However, when a patient is harmed while receiving medical care, a malpractice lawsuit may be an option to recover damages, if liability can be proven. Medical malpractice suits are one of the most time consuming and costly types of personal injury claims. An intensive investigation, a concerted team effort, and superb legal skills are required to build a substantive case.

The Long Island medical malpractice attorney you choose to represent you will be the most important first step in pursuing recovery of damages and obtaining positive results.

Limitations for Filing Medical Malpractice Claims in New York

Like any other lawsuit, a medical malpractice claim must meet the state’s statute of limitations or time limit for filing legal actions. In New York, the statute of limitations for medical malpractice claims is generally two years and six months. Typically, the statute of limitations begins counting on the date the healthcare professional committed the malpractice. However, sometimes the effects of medical malpractice take time to manifest and do not become apparent for quite some time. New York allows for limited circumstances when the statute of limitations begins on the “date of discovery,” or the date the victim noticed the effects of the medical malpractice. With regard to a cancer misdiagnosis, the statute of limitations begins to run when the patient knew or should have known, of his or her cancer diagnosis. Also, medical malpractice cases involving a foreign object left inside a patient’s body has either one-year from the date the foreign object was discovered, or two years and six months from the date the malpractice occurred, whichever is longer.

There are other facts which can affect these time limits, including whether the malpractice occurs during a continuing course of treatment for the condition. Additionally, the time limit to bring a case is more limited when dealing with a municipal medical provider (such as a county hospital or EMT) or the State.
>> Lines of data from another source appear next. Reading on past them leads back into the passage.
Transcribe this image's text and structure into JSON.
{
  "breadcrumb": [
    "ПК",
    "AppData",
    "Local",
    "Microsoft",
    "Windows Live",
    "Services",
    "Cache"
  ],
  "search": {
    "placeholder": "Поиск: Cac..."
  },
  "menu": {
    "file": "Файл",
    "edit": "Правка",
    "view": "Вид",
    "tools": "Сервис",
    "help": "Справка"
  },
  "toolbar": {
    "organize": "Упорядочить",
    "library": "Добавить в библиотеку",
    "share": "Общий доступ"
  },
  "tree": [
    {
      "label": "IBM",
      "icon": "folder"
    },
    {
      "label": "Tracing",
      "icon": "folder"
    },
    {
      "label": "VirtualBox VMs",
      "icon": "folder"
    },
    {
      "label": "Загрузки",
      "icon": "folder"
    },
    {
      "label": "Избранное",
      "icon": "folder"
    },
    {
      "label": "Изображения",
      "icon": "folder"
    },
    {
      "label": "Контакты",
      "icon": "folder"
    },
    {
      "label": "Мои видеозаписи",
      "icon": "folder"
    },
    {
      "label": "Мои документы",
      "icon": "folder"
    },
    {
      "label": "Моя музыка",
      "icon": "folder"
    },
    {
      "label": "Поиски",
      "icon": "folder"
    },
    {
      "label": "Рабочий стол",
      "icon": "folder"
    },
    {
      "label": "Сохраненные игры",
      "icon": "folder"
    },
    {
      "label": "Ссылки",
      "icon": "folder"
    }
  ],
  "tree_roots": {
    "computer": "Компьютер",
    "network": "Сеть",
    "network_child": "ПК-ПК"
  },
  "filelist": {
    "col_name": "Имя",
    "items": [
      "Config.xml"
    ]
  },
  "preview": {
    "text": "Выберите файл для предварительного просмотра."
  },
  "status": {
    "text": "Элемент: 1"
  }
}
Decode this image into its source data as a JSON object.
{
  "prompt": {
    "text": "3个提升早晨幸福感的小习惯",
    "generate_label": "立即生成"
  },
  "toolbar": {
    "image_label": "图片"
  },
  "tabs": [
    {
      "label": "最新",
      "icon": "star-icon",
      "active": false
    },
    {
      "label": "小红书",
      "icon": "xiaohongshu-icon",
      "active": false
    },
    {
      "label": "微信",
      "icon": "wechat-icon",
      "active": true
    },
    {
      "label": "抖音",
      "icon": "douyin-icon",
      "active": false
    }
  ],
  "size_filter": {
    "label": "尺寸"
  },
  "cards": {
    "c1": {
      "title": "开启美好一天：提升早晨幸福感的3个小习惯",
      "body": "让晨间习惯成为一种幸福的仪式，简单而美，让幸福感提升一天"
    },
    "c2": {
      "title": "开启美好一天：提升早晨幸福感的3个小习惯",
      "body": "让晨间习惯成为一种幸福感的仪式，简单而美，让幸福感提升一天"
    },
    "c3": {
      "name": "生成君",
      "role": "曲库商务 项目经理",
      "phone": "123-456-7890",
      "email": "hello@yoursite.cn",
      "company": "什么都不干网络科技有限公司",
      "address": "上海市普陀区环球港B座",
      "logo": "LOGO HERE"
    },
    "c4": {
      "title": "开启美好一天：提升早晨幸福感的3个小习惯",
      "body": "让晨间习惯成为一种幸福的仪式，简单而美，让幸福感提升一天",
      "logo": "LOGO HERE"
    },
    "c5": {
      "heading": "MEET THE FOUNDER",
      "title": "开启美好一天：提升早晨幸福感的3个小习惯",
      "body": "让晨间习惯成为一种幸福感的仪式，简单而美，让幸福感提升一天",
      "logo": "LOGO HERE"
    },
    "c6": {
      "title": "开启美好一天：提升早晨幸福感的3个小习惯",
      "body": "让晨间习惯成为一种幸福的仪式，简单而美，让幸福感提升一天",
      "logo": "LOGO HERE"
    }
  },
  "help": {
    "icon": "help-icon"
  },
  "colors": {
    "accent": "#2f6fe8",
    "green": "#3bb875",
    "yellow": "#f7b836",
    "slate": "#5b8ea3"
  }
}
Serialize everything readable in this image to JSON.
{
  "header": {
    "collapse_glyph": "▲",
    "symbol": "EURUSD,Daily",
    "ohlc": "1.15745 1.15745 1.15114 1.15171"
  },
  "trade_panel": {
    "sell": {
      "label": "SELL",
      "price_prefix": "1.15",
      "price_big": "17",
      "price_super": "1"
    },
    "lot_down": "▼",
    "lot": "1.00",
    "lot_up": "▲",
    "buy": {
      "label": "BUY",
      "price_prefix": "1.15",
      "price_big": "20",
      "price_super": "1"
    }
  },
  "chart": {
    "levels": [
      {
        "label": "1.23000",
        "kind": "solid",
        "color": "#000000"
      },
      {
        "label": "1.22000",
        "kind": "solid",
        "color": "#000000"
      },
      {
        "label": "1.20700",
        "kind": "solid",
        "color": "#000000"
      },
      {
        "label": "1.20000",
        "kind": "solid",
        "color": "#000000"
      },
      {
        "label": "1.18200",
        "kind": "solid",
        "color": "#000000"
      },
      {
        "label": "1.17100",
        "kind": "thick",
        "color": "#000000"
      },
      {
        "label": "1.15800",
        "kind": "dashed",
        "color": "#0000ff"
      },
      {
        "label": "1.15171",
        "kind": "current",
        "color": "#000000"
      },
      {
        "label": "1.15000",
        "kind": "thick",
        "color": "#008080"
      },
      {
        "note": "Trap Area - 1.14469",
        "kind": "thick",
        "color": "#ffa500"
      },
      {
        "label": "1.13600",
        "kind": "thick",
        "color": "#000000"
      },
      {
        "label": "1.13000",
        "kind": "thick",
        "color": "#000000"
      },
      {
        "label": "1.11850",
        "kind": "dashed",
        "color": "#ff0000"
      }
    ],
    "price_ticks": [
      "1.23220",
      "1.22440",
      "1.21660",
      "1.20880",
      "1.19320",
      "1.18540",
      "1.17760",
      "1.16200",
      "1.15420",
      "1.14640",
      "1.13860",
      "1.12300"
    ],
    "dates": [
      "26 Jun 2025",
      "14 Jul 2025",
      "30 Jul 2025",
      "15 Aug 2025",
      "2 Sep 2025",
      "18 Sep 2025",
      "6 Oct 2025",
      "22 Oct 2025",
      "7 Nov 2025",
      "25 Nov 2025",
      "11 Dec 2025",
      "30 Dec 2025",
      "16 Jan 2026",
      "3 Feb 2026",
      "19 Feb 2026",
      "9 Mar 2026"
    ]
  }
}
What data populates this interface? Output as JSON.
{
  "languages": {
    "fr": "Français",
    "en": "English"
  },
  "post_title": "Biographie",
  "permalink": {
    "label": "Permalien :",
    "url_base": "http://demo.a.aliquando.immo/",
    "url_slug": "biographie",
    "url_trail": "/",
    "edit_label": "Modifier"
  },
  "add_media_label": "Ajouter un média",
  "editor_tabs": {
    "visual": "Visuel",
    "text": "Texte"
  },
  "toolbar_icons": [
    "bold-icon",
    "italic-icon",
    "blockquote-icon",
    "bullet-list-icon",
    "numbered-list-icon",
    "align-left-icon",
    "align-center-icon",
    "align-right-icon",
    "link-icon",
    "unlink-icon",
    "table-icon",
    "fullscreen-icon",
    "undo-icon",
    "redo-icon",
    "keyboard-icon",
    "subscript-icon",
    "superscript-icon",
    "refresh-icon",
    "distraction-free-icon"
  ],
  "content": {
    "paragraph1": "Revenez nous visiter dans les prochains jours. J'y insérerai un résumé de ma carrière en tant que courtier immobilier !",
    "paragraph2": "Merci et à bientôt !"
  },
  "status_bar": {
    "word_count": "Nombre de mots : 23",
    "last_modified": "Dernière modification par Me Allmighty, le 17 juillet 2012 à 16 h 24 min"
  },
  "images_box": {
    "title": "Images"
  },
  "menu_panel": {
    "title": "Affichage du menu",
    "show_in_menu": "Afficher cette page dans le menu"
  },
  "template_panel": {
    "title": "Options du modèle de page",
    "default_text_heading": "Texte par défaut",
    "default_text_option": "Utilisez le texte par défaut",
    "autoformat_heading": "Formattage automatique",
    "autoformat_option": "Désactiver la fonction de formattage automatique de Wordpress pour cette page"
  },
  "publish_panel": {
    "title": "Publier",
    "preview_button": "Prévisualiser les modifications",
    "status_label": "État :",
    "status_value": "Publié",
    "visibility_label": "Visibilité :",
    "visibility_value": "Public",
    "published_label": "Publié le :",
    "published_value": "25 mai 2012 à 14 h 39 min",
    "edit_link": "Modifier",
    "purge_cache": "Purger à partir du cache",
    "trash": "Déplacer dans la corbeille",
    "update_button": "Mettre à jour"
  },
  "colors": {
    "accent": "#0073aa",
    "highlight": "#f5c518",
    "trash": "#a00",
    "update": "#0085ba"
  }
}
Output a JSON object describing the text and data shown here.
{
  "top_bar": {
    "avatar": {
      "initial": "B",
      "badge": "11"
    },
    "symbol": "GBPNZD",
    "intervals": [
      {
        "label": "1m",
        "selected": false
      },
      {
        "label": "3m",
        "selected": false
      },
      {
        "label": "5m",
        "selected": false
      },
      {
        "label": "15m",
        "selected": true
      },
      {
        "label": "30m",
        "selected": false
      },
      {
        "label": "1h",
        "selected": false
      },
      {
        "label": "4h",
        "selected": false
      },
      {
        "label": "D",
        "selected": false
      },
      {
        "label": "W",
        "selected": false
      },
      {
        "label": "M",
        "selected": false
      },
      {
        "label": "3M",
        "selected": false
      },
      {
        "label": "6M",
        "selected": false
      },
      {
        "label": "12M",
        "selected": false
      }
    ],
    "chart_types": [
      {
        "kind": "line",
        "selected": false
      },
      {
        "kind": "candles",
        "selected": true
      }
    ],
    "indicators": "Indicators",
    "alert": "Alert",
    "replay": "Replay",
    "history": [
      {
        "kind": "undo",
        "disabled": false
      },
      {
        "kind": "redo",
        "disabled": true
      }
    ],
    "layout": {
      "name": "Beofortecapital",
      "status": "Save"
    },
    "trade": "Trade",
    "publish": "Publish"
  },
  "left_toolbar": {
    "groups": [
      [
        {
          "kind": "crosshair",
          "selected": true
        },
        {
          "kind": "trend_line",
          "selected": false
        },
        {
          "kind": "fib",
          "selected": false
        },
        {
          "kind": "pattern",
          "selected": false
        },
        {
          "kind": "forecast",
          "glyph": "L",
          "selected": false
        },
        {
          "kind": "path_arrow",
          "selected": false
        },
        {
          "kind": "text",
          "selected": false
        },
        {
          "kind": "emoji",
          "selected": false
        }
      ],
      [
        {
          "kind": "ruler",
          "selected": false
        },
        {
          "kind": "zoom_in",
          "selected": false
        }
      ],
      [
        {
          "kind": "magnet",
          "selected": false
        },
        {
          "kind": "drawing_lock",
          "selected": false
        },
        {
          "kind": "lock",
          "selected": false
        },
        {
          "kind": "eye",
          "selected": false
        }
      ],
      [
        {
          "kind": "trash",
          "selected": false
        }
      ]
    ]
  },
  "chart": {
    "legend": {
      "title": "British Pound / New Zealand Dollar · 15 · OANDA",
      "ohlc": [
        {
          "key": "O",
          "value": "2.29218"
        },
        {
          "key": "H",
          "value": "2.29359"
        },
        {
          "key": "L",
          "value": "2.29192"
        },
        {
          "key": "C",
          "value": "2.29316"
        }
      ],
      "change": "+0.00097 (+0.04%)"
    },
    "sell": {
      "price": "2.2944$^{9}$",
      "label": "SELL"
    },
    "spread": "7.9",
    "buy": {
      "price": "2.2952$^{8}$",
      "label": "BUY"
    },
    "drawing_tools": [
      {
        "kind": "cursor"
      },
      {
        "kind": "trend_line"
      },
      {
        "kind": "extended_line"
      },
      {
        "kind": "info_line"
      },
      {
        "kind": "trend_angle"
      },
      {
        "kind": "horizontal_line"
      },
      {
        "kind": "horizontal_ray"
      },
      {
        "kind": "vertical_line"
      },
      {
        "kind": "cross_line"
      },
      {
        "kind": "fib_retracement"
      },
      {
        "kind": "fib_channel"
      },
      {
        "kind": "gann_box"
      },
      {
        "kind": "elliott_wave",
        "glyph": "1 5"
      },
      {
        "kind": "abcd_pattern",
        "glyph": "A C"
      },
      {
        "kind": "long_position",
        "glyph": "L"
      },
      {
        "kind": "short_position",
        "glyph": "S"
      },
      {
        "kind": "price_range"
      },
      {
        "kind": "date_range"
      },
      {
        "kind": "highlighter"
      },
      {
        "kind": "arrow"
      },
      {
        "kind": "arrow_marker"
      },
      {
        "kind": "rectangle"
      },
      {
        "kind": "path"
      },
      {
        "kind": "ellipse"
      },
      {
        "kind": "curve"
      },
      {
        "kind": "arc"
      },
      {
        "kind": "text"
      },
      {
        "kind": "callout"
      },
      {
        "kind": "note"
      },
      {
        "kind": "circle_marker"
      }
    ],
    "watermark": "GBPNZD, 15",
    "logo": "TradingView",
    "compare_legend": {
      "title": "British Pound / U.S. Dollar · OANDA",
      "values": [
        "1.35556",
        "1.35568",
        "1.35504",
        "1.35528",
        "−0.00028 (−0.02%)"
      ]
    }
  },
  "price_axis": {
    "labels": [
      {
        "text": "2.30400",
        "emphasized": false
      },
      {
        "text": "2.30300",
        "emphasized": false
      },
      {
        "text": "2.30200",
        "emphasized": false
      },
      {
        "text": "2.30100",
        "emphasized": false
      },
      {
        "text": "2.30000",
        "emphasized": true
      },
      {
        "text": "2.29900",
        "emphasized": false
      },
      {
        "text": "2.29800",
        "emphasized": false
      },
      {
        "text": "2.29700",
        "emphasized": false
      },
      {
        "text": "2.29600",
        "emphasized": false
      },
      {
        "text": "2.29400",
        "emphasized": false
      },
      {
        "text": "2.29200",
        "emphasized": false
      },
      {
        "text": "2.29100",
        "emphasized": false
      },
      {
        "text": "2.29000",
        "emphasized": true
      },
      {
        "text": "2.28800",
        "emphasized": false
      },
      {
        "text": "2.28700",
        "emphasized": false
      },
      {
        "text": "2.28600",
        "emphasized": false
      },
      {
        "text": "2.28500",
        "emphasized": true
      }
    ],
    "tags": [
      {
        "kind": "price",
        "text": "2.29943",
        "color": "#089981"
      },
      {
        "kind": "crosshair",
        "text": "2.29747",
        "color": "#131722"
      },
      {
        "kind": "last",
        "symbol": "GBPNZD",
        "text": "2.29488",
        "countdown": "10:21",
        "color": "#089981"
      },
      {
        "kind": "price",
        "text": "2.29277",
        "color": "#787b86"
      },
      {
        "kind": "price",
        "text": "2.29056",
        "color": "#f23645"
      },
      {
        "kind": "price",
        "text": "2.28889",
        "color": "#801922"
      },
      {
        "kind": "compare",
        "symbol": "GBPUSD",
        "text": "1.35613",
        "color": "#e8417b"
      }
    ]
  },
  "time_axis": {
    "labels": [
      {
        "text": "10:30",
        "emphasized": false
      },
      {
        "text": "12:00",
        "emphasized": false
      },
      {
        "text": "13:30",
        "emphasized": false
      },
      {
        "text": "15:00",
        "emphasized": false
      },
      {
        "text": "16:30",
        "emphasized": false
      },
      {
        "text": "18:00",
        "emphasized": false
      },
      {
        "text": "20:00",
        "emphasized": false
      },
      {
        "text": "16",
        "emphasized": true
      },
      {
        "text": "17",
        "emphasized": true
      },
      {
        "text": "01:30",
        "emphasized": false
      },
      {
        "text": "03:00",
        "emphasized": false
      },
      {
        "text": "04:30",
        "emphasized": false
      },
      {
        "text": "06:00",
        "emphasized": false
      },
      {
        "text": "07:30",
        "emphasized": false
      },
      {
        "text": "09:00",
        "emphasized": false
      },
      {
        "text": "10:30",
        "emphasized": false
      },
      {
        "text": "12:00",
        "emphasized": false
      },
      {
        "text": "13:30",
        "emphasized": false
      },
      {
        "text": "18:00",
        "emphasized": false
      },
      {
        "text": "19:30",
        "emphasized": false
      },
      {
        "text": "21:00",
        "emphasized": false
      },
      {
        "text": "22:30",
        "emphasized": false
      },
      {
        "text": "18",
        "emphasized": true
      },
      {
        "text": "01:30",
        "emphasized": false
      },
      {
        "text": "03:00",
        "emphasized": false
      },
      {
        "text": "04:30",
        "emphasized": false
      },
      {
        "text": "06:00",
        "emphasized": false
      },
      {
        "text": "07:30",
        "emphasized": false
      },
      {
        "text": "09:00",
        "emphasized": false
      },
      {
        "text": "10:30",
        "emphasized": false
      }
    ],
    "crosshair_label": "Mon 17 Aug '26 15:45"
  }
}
To learn more about the limitations that could potentially impact your case, speak with a knowledgeable Long Island medical malpractice attorney.

Case Merit

Medical malpractice cases are different from other civil actions in that a plaintiff must provide the Court with a Certificate of Merit advising they have consulted with a physician who finds their claim to have merit.

Many times, patients believe a doctor made an error or did not do something correctly and therefore committed malpractice. Others simply assume that because they are in pain or had a bad outcome following treatment, their doctors must have been negligent in some way. The requirement that a plaintiff supply a Certificate of Merit is a way to ensure only cases with merit are pursued.

Damages in Medical Malpractice Cases

Many states have laws that cap or limit the amount of compensation plaintiffs may secure in medical malpractice lawsuits. Some state caps pertain to the total amount of compensation from all channels. For example, there is a $250,000 cap on noneconomic damages in California medical malpractice lawsuits. Other states place limits on certain types of compensation. For example, a state may set a $200,000 limit on compensation for pain and suffering, or many states cap only “general damages” for things like loss of enjoyment of life and psychological trauma.

Each state has unique laws pertaining to damages in medical malpractice cases, so you should speak with a qualified Long Island medical malpractice attorney at Rosenberg & Gluck, LLP for more information about New York’s medical malpractice laws.

Rosenberg & Gluck, LLP | Medical Malpractice Lawyers in Long Island, NY

If you believe you have been harmed while undergoing surgery or receiving medical care and need legal help to evaluate your injury, you will find personal injury attorneys with unparalleled expertise derived from decades of experience at the law firm of Rosenberg & Gluck, LLP.

Our Suffolk County law firm offers a no cost, no obligation consultation to discuss the circumstances surrounding your medical malpractice claim. Call our Long Island medical malpractice attorneys at (631) 451-7900 or contact us online to arrange an appointment. If your injuries prevent you from traveling, home and hospital visits are available.